Evolving fluvial response of the Sandy River, Oregon, following removal of Marmot Dam
The October 2007 removal of Marmot Dam on the Sandy River, Oregon, triggered a rapid sequence of fluvial responses as ~730,000 m3 of sand and gravel that filled the former reservoir were suddenly exposed to an energetic river. Using direct measurements of sediment transport, photogrammetry, and repeat surveys between transport events, we monitored the erosion, transport, and redeposition of this sediment in the hours, days, and months following breaching. Measurements of suspended load and bedload documented an initial spike in the flux of fine suspended sediment in the minutes after breaching followed by high rates of suspendedand bedload transport of sand. Significant gravel transport did not begin at a measurement site 0.4 km downstream of the dam until 18–20 hours after breaching, when bedload transport achieved rates of about 60 kg/s—rates that greatly exceeded concurrent measurements of less than 10 kg/s at sites upstream and farther downstream of the dam. Bedload transport rates just below the dam site remained 10–100 times above upstream and downstream rates through subsequent high flow events during the winter and spring of 2007 and 2008. Much of the elevated sediment load was derived from eroded reservoir sediment, which initially began eroding when a multi-meter-tall knickpoint migrated upstream 200 meters in the first hour. Rapid knickpoint migration triggered bank collapse in the unconsolidated fill, which swiftly widened the channel. Over the following days and months, the knickpoint migrated slowly upchannel, simultaneously lowering and becoming less distinct. By May 2008, a riffle-like feature approximately 1 m high, a few tens of meters long, and 2 km upstream from the breached dam persisted. Knickpoint and lateral erosion evacuated ~100,000 cubic meters of sediment from the reservoir in the first 60 hours, and by the end of high flows in May 2008 about 350,000 cubic meters (45 percent of the initial reservoir volume) had been evacuated. Large stormflows in November 2008 and January 2009 eroded another 39,000 cubic meters of sediment. Thus, within 15 months of breaching, about 55 percent of the impounded sediment (390,000 cubic meters) had been eroded. Two years after breaching, only another 10,000 m3 (~400,000 m3 total) had been eroded. About 30 percent of the eroded sediment has been redeposited in a tapered wedge of sediment that extends 2 km from the former dam site to the entrance of a confined bedrock gorge. Much of the balance of the eroded sediment is distributed along and partly fills pools within the Sandy River gorge, a narrow bedrock canyon extending 2–9 km downstream of the former dam site, and along the channel farther downstream.
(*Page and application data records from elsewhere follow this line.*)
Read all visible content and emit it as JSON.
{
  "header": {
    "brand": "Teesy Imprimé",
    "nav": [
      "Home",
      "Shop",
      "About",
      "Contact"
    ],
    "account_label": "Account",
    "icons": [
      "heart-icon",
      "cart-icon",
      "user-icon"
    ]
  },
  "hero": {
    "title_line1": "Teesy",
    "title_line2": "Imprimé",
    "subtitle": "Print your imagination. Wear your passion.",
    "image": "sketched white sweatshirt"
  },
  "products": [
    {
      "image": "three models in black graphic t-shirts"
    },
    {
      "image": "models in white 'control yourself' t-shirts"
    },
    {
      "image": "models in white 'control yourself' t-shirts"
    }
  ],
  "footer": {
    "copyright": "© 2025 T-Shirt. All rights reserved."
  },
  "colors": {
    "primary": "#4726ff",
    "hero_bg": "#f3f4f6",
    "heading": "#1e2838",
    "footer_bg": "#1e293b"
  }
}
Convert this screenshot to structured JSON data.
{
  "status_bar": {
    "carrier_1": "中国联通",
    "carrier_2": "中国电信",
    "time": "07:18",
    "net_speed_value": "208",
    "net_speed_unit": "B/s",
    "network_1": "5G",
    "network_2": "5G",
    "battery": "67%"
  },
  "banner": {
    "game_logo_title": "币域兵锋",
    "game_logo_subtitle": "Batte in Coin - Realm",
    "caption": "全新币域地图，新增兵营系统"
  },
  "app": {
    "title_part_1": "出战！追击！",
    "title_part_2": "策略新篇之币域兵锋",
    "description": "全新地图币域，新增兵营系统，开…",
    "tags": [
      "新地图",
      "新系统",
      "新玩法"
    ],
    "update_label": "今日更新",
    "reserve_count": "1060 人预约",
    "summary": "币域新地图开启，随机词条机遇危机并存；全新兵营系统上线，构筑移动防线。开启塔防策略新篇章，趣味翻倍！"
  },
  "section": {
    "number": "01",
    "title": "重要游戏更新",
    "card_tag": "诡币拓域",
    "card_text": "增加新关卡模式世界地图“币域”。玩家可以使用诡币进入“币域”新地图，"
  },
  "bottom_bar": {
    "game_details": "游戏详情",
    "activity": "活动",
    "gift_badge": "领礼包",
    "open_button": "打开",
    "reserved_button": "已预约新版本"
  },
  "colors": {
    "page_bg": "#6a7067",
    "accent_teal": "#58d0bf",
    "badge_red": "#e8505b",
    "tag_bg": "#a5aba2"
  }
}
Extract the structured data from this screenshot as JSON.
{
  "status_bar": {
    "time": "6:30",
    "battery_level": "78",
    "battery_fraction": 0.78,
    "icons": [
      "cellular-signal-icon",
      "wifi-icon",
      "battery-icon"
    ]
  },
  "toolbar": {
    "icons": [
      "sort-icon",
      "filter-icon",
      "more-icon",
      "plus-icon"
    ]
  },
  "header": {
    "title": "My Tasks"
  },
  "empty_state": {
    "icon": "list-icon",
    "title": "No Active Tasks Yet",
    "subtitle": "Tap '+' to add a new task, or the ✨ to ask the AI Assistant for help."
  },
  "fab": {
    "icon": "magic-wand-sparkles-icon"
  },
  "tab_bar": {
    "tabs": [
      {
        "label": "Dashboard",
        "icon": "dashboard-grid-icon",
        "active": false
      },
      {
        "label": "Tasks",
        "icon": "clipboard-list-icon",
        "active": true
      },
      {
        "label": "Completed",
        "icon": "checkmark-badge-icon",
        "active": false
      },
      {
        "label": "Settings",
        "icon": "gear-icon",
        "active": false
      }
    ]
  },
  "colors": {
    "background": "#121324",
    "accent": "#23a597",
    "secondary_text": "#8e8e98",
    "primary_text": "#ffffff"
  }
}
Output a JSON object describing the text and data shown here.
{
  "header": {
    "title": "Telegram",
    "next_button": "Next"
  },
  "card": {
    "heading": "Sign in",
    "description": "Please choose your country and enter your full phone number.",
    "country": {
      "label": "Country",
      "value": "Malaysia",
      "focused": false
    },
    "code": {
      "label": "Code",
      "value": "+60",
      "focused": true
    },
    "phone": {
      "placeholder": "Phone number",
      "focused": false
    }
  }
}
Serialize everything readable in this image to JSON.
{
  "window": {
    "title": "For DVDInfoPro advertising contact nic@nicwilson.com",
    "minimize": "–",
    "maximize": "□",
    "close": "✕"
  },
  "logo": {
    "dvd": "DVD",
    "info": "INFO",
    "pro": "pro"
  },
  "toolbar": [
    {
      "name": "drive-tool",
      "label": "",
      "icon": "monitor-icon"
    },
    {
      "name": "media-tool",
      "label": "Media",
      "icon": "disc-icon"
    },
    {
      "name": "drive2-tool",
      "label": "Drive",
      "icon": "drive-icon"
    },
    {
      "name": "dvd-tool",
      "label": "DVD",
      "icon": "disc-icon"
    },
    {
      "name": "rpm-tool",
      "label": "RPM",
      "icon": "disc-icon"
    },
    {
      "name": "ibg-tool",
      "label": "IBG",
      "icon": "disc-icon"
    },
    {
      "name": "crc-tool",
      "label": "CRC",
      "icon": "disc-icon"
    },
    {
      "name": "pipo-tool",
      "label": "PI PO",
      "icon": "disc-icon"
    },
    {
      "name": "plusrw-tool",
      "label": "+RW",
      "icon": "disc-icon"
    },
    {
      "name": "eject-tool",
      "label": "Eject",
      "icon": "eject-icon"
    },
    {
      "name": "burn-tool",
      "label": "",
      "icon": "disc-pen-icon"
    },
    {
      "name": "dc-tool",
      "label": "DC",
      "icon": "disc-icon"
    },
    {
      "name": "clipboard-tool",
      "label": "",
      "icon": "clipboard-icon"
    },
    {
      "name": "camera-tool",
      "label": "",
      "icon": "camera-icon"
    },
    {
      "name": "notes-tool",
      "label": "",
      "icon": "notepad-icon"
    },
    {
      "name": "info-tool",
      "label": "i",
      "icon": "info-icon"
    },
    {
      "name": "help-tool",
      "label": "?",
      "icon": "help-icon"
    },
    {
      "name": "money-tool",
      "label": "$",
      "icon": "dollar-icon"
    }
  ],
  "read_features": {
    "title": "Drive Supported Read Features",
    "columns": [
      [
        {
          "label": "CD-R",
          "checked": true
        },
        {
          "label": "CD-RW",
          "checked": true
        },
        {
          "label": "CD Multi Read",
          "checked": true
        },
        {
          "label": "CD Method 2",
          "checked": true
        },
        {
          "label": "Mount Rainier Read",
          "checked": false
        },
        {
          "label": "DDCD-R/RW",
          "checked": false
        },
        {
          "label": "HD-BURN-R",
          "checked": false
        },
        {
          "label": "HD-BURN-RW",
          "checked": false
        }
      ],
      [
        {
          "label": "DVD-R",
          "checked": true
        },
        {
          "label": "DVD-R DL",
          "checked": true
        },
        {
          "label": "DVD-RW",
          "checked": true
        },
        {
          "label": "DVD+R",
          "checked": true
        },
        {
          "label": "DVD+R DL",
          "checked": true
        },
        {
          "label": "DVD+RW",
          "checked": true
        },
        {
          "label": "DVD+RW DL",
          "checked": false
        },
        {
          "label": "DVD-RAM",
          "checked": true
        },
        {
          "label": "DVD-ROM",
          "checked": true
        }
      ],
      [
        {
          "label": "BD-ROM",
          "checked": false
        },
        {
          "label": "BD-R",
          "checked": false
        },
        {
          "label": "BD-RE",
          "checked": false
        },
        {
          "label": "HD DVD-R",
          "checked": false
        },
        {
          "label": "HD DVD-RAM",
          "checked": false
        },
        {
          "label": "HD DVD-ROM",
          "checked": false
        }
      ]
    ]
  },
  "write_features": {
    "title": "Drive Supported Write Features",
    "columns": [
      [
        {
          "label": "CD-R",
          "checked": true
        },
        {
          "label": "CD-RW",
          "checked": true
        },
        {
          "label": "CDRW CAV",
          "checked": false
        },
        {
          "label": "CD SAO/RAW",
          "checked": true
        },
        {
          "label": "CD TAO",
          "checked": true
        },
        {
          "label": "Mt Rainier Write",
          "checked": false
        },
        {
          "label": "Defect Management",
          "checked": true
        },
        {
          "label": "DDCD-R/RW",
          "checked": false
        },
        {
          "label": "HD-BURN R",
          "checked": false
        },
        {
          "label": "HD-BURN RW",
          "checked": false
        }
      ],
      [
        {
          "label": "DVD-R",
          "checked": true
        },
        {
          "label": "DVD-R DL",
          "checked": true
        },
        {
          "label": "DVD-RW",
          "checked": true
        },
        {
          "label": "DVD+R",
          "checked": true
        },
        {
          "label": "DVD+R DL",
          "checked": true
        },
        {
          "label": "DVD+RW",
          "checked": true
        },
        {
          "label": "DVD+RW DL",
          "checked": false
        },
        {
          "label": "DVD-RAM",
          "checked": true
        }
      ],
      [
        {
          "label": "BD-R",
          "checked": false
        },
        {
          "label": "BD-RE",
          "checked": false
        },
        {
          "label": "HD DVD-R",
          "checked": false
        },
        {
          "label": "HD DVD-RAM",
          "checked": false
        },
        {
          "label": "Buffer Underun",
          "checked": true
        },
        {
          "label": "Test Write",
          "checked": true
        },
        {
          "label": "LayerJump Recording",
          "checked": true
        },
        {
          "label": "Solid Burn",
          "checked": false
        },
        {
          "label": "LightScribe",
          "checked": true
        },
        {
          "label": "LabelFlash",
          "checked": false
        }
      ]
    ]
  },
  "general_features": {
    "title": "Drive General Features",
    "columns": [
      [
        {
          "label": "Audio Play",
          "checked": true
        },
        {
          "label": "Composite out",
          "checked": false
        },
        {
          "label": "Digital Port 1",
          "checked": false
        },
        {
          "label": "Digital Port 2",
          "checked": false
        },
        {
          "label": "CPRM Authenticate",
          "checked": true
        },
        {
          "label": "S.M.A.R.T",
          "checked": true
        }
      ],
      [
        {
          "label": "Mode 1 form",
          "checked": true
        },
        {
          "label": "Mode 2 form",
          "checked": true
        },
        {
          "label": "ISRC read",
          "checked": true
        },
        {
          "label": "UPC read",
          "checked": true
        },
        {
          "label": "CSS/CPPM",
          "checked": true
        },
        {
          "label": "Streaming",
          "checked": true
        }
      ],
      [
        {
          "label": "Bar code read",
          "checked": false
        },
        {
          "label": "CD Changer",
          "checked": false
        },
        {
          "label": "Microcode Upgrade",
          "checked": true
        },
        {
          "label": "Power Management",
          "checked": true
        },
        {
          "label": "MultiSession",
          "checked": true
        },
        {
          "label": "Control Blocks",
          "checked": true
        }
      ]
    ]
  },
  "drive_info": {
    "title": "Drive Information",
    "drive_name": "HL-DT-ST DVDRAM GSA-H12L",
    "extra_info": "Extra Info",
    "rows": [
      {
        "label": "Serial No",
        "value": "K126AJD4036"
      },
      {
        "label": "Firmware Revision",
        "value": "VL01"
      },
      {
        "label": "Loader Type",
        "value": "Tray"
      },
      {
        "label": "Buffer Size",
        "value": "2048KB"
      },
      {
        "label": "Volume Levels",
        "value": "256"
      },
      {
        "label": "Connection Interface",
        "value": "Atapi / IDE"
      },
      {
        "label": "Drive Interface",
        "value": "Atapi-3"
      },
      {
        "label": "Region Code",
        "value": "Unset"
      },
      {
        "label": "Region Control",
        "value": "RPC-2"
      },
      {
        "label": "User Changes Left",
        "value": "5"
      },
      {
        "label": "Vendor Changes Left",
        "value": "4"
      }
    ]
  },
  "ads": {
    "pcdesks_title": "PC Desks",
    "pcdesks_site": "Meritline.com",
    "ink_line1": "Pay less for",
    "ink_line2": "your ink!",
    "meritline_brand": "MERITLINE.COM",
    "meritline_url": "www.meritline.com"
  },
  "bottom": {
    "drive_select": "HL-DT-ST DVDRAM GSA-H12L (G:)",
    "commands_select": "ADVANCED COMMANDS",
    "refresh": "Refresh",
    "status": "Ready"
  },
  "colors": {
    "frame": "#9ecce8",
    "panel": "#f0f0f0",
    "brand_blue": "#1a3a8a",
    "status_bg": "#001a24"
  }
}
|Evolving fluvial response of the Sandy River, Oregon, following removal of Marmot Dam
|Jon J. Major, Jim O'Connor, Charles J. Podolak, Mackenzie K. Keith, Kurt R. Spicer, J. Rose Wallick, Heather M. Bragg, Smokey Pittman, Peter R. Wilcock, Abagail Rhode, Gordon E. Grant
|USGS Publications Warehouse
|Volcano Science Center